  • The practice’s uptake for the cervical screening programme was 88%, which was higher than the CCG average of 83% and the national average of 82%. There was not a policy to offer telephone reminders for patients who did not attend for their cervical screening test and staff we spoke with were unsure how these patients would be followed up.

  • Appointments were available outside of school hours and the premises were suitable for children and babies.

Older people

Inadequate

Updated 1 September 2016

The practice is rated as inadequate for being safe, effective and well led. The concerns which led to these ratings apply to everyone using the practice, including this population group.

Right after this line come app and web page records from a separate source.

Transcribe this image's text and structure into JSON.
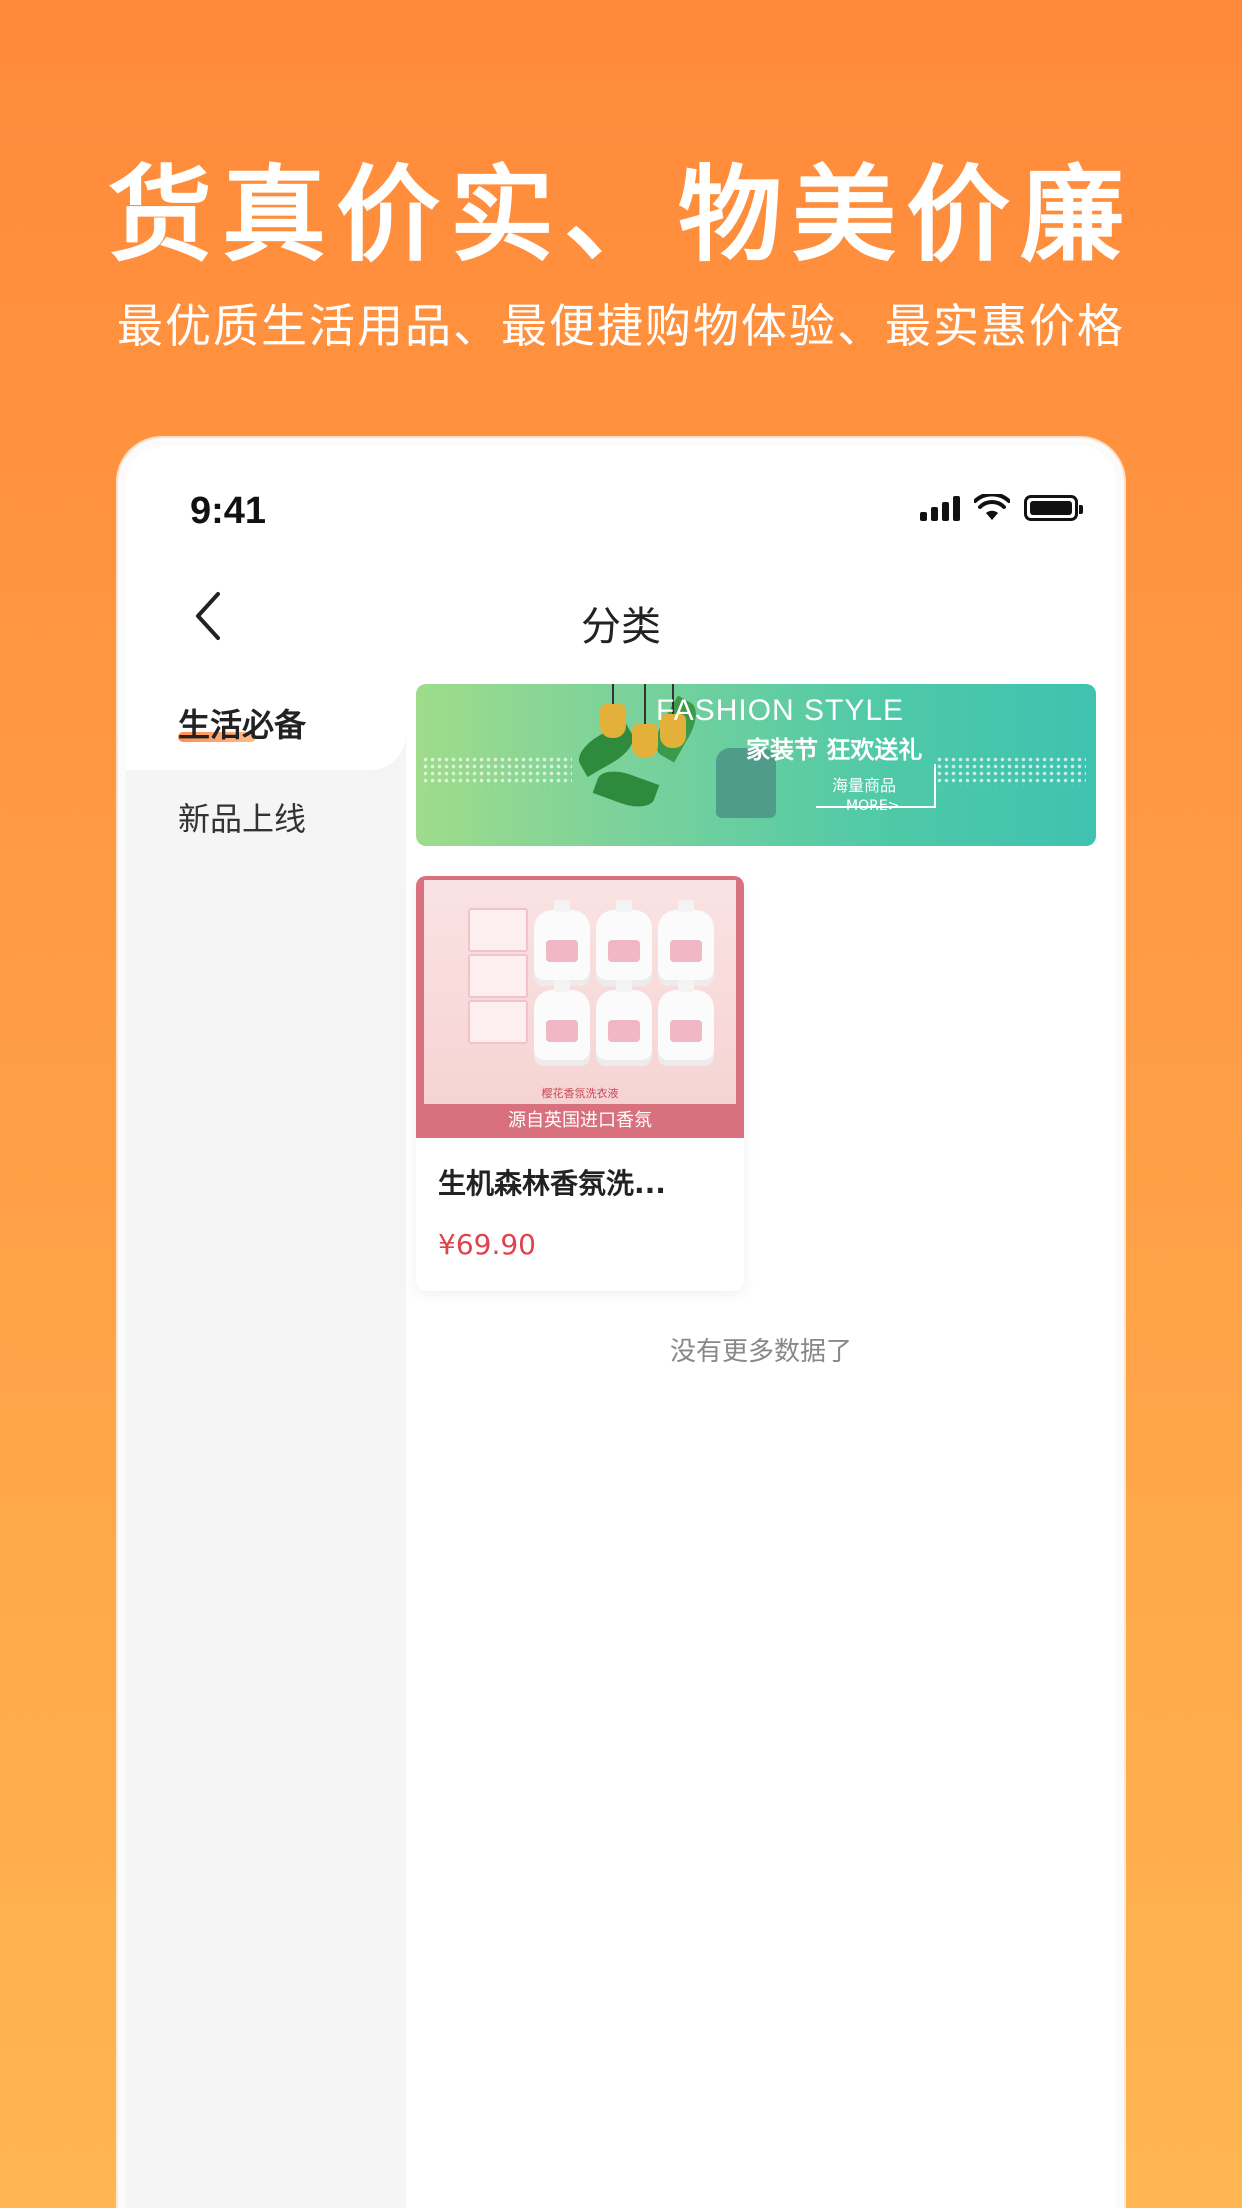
{
  "promo": {
    "headline": "货真价实、物美价廉",
    "subline": "最优质生活用品、最便捷购物体验、最实惠价格"
  },
  "status_bar": {
    "time": "9:41",
    "icons": [
      "signal-icon",
      "wifi-icon",
      "battery-icon"
    ]
  },
  "navbar": {
    "back_icon": "chevron-left-icon",
    "title": "分类"
  },
  "sidebar": {
    "items": [
      {
        "label": "生活必备",
        "active": true
      },
      {
        "label": "新品上线",
        "active": false
      }
    ]
  },
  "banner": {
    "title": "FASHION STYLE",
    "subtitle": "家装节 狂欢送礼",
    "tag": "海量商品",
    "more": "MORE>"
  },
  "products": [
    {
      "name": "生机森林香氛洗...",
      "price": "¥69.90",
      "image_caption_small": "樱花香氛洗衣液",
      "image_caption": "源自英国进口香氛"
    }
  ],
  "footer": {
    "no_more": "没有更多数据了"
  },
  "colors": {
    "background_top": "#ff8a3a",
    "background_bottom": "#ffb653",
    "price": "#e0434d",
    "sidebar_bg": "#f5f5f5"
  }
}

  • Care and treatment of older people did not always reflect current evidence based practice, and some older people did not have care plans where necessary.

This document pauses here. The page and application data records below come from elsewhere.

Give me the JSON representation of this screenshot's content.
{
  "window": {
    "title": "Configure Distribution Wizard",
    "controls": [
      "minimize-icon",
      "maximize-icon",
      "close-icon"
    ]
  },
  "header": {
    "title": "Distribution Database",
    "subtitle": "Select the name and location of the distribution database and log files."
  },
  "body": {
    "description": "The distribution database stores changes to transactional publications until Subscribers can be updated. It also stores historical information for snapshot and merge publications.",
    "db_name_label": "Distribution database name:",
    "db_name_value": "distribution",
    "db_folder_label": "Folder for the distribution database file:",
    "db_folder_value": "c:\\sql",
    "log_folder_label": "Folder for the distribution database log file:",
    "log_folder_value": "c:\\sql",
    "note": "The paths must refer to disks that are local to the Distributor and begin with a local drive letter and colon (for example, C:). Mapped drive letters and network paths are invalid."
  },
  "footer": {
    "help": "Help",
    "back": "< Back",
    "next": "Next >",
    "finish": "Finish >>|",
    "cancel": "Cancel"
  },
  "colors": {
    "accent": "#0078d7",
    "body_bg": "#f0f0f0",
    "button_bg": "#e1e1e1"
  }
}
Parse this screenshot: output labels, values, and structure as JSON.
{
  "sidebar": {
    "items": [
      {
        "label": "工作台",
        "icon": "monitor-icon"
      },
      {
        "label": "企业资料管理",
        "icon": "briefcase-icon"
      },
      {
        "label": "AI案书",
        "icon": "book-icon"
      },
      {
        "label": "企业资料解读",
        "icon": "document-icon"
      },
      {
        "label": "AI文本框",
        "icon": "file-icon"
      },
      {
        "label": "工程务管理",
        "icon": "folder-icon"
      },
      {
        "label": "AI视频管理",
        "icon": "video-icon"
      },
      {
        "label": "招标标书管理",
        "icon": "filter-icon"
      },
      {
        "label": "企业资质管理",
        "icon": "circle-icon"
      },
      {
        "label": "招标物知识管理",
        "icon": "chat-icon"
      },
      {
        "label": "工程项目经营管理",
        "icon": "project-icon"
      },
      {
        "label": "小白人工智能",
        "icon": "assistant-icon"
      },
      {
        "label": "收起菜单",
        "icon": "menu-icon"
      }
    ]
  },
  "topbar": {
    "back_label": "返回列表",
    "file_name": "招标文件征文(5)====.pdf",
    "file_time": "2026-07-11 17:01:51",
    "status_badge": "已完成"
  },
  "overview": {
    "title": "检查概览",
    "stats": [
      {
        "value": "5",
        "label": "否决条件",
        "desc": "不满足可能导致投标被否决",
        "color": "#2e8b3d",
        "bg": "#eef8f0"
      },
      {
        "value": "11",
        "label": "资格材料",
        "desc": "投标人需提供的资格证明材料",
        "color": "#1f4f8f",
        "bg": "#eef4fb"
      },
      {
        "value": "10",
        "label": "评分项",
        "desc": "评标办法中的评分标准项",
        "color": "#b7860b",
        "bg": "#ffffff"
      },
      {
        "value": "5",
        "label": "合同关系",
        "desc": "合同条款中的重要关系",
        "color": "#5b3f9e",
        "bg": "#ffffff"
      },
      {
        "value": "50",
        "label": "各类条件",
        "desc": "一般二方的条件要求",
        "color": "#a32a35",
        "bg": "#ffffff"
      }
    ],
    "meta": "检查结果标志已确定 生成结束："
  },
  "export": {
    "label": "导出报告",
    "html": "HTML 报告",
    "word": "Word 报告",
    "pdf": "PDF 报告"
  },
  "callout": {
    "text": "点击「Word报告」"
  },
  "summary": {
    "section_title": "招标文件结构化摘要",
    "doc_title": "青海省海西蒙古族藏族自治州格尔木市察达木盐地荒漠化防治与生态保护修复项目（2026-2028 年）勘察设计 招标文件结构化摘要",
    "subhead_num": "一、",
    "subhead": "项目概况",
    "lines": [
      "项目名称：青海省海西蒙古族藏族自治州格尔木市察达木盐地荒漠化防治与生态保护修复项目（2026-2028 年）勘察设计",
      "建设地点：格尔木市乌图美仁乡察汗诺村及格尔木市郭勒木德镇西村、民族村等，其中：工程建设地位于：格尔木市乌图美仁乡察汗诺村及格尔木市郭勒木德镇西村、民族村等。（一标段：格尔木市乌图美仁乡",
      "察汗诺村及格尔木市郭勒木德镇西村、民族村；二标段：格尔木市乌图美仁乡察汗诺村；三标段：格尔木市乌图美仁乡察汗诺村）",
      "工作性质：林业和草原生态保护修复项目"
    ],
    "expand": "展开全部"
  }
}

  • Nationally reported data showed that outcomes for patients for conditions commonly found in older people

    were poor. For example, performance in indicators for hypertension (raised blood pressure) was 74% which is 20% lower than the CCG average and 24% below the national average.

  • Home visits were available for patients that could not attend the practice.

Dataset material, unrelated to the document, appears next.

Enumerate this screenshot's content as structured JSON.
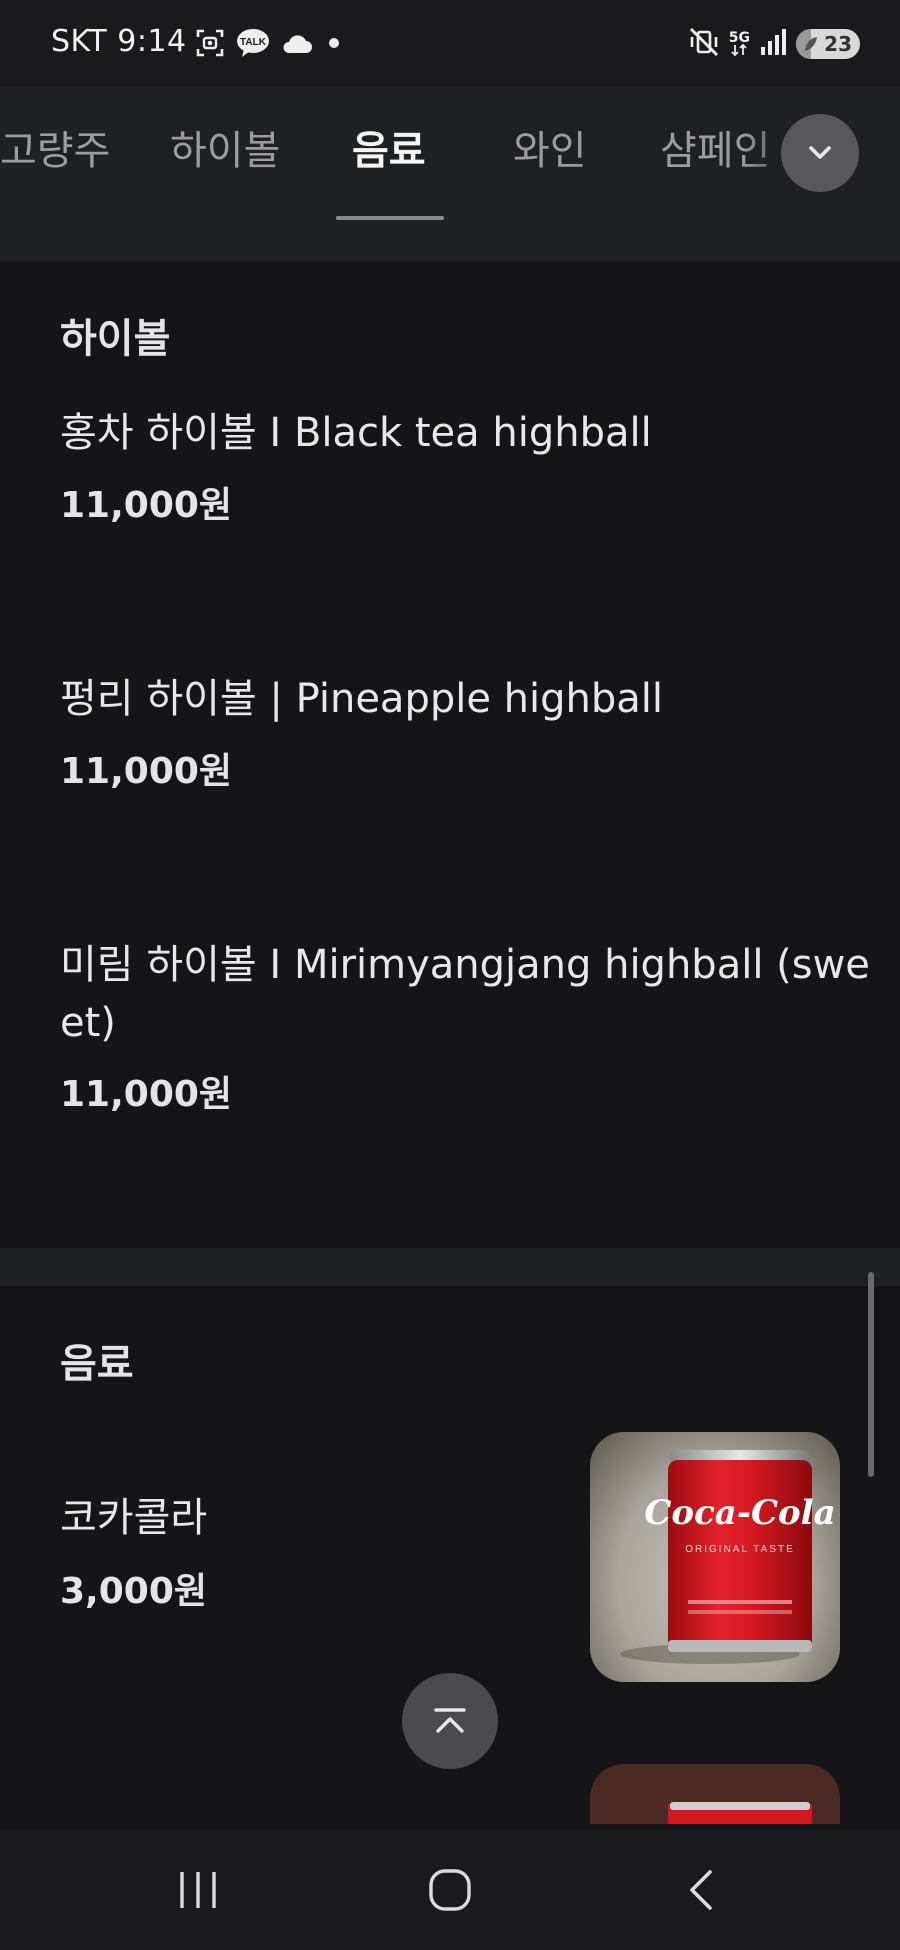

Working age people (including those recently retired and students)

Inadequate

Updated 1 September 2016

The practice is rated as inadequate for being safe, effective and well led. The concerns which led to these ratings apply to everyone using the practice, including this population group.

  • The practice offered early morning appointments three days a week for patients who found it difficult to attend during normal hours.

  • The practice offered online services as well as health promotion and screening that reflects the needs for this age group. These services did not appear to be promoted.

People experiencing poor mental health (including people with dementia)

Inadequate

Updated 1 September 2016

The practice is rated as inadequate for being safe, effective and well led. The concerns which led to these ratings apply to everyone using the practice, including this population group.

  • Of those patients diagnosed with dementia, 52% had received a face to face review of their care in the last 12 months, which is substantially lower than the CCG and national average of 77%.

  • Performance for mental health related indicators at 67% was substantially lower than the CCG average of 82% and the national average of 93%.

  • The practice had worked with multi-disciplinary teams in the case management of people experiencing poor mental health.

  • The practice did not carry out advance care planning for patients living with dementia.

  • The practice did not have a system in place to follow up patients who had attended accident and emergency where they may have been experiencing poor mental health.

  • Staff had not received training on how to care for people with mental health needs and assessing capacity to consent to care and treatment.

People whose circumstances may make them vulnerable

Inadequate

Updated 1 September 2016

The practice is rated as inadequate for being safe, effective and well led. The concerns which led to these ratings apply to everyone using the practice, including this population group.

  • The practice held a register of patients living in circumstances that might make them vulnerable including homeless people, travellers and those with a learning disability. However there was no system in place to alert staff of these patients.
  • We were told that the practice offered longer appointments for patients with a learning disability although there was no system in place to alert staff of these patients when they requested an appointment.
  • The practice worked with other health care professionals in the case management of patients whose circumstances might make them vulnerable.
  • Patients whose circumstances might make them vulnerable were advised about how to access various support groups and voluntary organisations only if they requested this information.
  • Staff knew how to recognise signs of abuse in adults and children. Staff were aware of their responsibilities regarding information sharing,